   for the correct name) that activate the train's breaks if the train
   goes past a signal that is against the train.  You can see them go up
   and down as the signals change colors.  When there is a work crew on
   the tracks they often use portable trips that can be placed along the
   track before the train gets to the work area. (from

Q: Why did the police call the train, to tell Reeves that the track was
   unfinished, but no one called to tell the workers about a runaway
   train?  (from guy.weathersby@sandiego.ncr.com)
A: Because Reeves couldn't call back to tell them he was "runaway."

Q: Why couldn't the power simply be shut down to the train:  (from

A: Reeves tried to respond to the message from the chief, but the
   train's radio wasn't working.  Ergo, he couldn't call anybody and
   tell them (1) where he was, (2) what sort of trouble he was in.
   (from raymondc@microsoft.com)

Q: Why doesn't either the subway's deadman switch OR the train's
   accelerator (to slow the train) work?
A: The controls are obviously damaged. (from gbyshenk@uxa.cso.uiuc.edu)

Q: Why are do the lights flicker, when the train has left the tracks
   and which is presumably the source of its power?  (from
A: Subway cars have reserve electrical power, in the event of a power
   outage during normal usage. Sounds good to me! (from

Q: Can a derailed subway car *really* skid as far as depicted?

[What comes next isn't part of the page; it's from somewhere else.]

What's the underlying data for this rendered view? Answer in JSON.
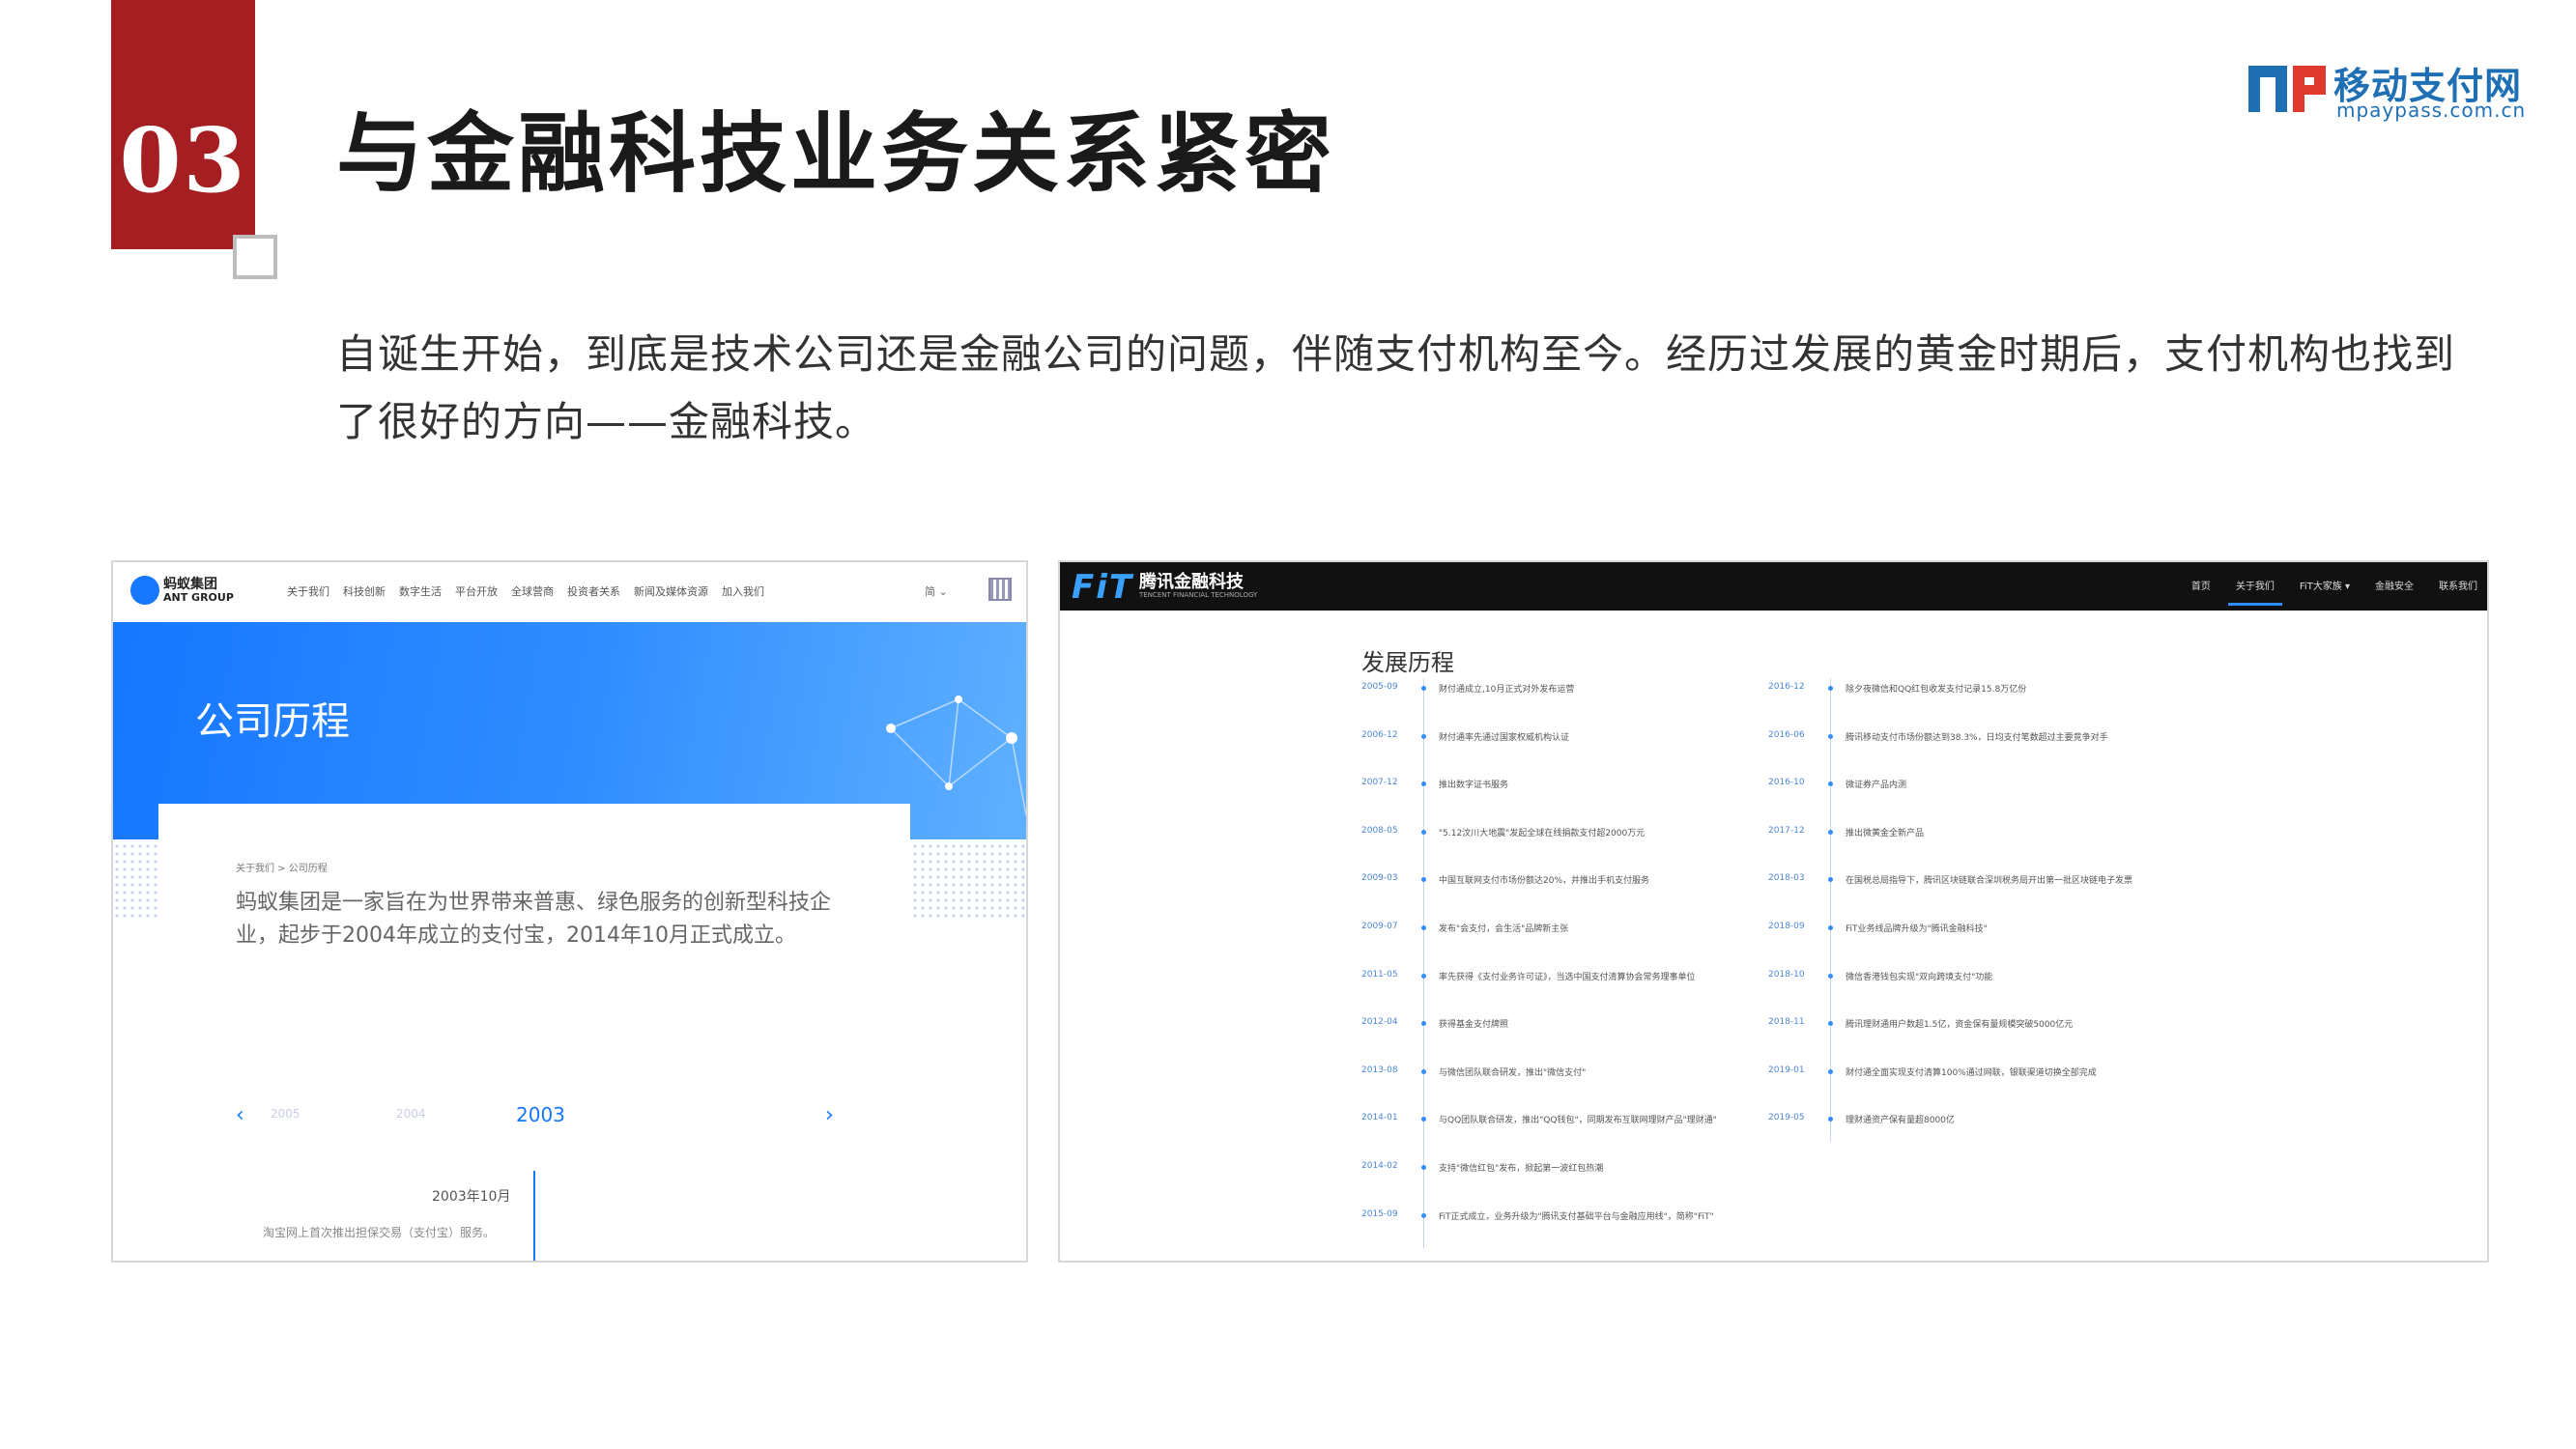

G: During the subway skidding scene, sparklers are clearly seen shooting
   sparks several inches down on pavement.  Sparks should be coming from
   metal/pavement contact. (from carol@edfua0.ctis.af.mil)

VI. Etc.

G: Bullock can't look away from the road for up to 15 to 20 minutes.  
   Try it: sit in your car, imagine you are going 50+ mph, then look
   toward the passenger seat as if there were someone there to converse
   with.  (from gbyshenk@uxa.cso.uiuc.edu)

Q: Why does Bullock accompany Reeves to the drop point?  (from

Q: Why was Daniels, both the "brains" of the bomb squad and recently
   disabled, leading the assault team?  (Instead of sitting behind the
   desk after recently being shot.) (from jamestyu@ccwf.cc.utexas.edu)

Q: Why does Daniels keep alternating his "cane leg?"
A: If you're trying to take the weight off an injured right leg, you're
   supposed to use the cane on the left side (your weight is supposed to
   stay on the opposite side all the time).
   However, I can attest from personal experience that unless you use a
   cane every day, it's easier to switch back and forth depending on
   which arm is most up to the challenge and/or what works best with the
   furniture layout wherever you are at the time. (from

G: As the bus and police cars pass under the camera you can see elongated
   shadows of all vehicles--including the camera crane!!--on the left
   side of the screen. (from johnt@dadd.ti.com)

G: Reflections of camera crew spotting in various windows at various
   times (such as when Reeves is trying to get the driver's attention
   and when the passengers are being off-loaded). (from various
   including mcelhane@cherokee.nsuok.edu)

G: Film is speeded up in the 90-degree turn and when Reeves is lowered
   beneath the bus. (from darrenl@natinst.com)

G: For someone who has just gotten more stitches in her leg than a
   football, Annie seems to be walking around pretty normal.  (E.g.,
   when she walks out of the ambulance.) (from raymondc@microsoft.com)

Copyright 1994 by Michael J. Legeros

[an error occurred while processing this directive]